This upcoming game against the league’s worst defence would appear the perfect opportunity to build some confidence in front of goal. For Mark Robins, it’s a case of either hoping the front four that seemed to work during our recent run of three straight wins will click back into gear or twisting and trying to integrate someone like Marc McNulty or Peter Vincenti into the starting line-up.

Possible Line-Up

With Devon Kelly-Evans having a quiet game against Accrington, he seems the likeliest candidate to be taken out of the side. Marc McNulty has shown he can operate out wide to a reasonable level of effectiveness, which would have the benefit of adding an extra striker to the dynamic and also keeping Duckens Nazon in a central position where he’s more effective. However, playing Peter Vincenti out wide could Robins to pair McNulty and Nazon together without losing a physical presence in attack.

Liam Kelly’s absence from the side was a blow on Saturday and his potential return for this game would be welcome. While Ben Stevenson clearly has something to offer this team, the defensive protection Kelly offers via his physical strength and ability to win first and second balls makes us a more composed team-unit, and there isn’t really a debate to be had over whether he should return.

Last Time We Met

For the third game in a row (or two in three depending on your opinion on the reformation of Accrington Stanley) we’re up against a club that we’ll be facing in the league for the first time ever.

How Are They Doing?

When Forest Green won promotion from the National League last season, their chairman declared that ‘reaching League One will be easy’, however, it’s been a disaster of a campaign thus far on a multitude of levels (second-bottom, league’s worst defence, and having recently released their captain) putting paid to such ambitions, at least in the short-term.

Despite a blitzing play-off final victory last season, the cracks that have been exposed at a higher-level this season were apparent during that promotion-winning campaign. Manager Mark Cooper seemed to develop a habit of turfing out some of his more expensive signings at any sign of poor form but was able to turn to the emergency loan window to bail himself out. Without that luxury – and the club having to abide by financial fair play regulations – it seems to be a very unhappy camp at the club.

Possible Line-Up

As mentioned earlier, club captain Liam Noble was recently released by the club. Not only did Forest Green turn down £100,000 for him from Notts County (who he’s recently signed for on a free) but he was one of their most pivotal players in their promotion-winning campaign as a driving force from midfield. Of the dynamic front four of Christian Doidge, Kaiyne Woolery, Keanu Marsh-Brown and Liam Noble that blew Tranmere away back in May, only the excellent all-round centre-forward Doidge is likely to line-up in this game.

The rest of Forest Green’s side is even harder to predict after Mark Cooper reportedly vowed to play some of the club’s younger players, following a 4-0 defeat to Newport County at the weekend.
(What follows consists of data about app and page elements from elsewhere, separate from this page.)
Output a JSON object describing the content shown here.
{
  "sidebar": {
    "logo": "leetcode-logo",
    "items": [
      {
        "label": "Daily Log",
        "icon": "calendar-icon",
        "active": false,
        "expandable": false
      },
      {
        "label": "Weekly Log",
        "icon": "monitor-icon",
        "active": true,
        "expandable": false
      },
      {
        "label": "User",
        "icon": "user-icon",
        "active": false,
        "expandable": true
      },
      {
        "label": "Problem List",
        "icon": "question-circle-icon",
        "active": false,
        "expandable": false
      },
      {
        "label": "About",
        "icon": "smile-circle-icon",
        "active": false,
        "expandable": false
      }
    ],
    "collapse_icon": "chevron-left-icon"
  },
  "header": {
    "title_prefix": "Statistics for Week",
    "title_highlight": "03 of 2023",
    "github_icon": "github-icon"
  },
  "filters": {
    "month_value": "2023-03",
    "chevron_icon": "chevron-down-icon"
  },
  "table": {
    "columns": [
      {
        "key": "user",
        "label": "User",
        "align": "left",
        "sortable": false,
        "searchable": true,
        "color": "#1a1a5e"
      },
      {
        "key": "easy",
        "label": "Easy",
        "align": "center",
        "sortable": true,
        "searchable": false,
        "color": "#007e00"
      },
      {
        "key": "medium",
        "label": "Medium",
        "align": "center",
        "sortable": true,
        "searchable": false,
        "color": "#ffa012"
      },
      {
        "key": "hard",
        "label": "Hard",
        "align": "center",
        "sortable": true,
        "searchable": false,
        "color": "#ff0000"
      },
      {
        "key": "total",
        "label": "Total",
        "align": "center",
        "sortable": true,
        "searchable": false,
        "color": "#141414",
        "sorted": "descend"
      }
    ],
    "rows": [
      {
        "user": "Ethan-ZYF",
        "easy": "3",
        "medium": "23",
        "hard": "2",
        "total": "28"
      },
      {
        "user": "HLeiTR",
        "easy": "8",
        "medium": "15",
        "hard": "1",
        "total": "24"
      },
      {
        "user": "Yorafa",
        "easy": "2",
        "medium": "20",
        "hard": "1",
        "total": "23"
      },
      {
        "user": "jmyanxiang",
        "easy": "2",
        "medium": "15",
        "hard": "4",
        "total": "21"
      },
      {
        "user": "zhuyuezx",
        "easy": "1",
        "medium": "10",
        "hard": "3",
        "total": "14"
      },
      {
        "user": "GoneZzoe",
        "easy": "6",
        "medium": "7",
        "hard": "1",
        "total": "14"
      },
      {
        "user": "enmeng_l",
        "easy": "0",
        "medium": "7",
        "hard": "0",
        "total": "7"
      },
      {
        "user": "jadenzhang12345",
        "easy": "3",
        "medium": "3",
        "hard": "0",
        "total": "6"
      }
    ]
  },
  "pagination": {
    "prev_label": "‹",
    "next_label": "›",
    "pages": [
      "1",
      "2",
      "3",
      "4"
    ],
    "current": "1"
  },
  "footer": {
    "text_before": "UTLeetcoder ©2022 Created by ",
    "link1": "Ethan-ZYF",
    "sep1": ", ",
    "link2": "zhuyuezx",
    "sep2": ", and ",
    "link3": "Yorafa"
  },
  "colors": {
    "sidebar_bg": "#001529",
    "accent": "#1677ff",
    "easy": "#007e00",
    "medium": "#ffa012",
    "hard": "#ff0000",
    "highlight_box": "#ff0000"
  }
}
It’s the indication of a manager clearly feeling the pressure and is rapidly running out of things he can say and do to the side in order to get a reaction. However, the one thing Cooper is sticking with is a passing style of football – which has been another major contributing factor to the club’s terrible season thus far.


This is as close to an open goal kind of game as it’s possible to get. If we can get an early goal, the floodgates could really open and allow us to build some confidence in front of goal. Although, Forest Green did recently take a point that was nearly all three away to Notts County recently, indicating that they do have a decent performance up their sleeve under the right conditions.

Overall though, this is a game that we have to be confident of winning. I’m going for a 2-0 scoreline.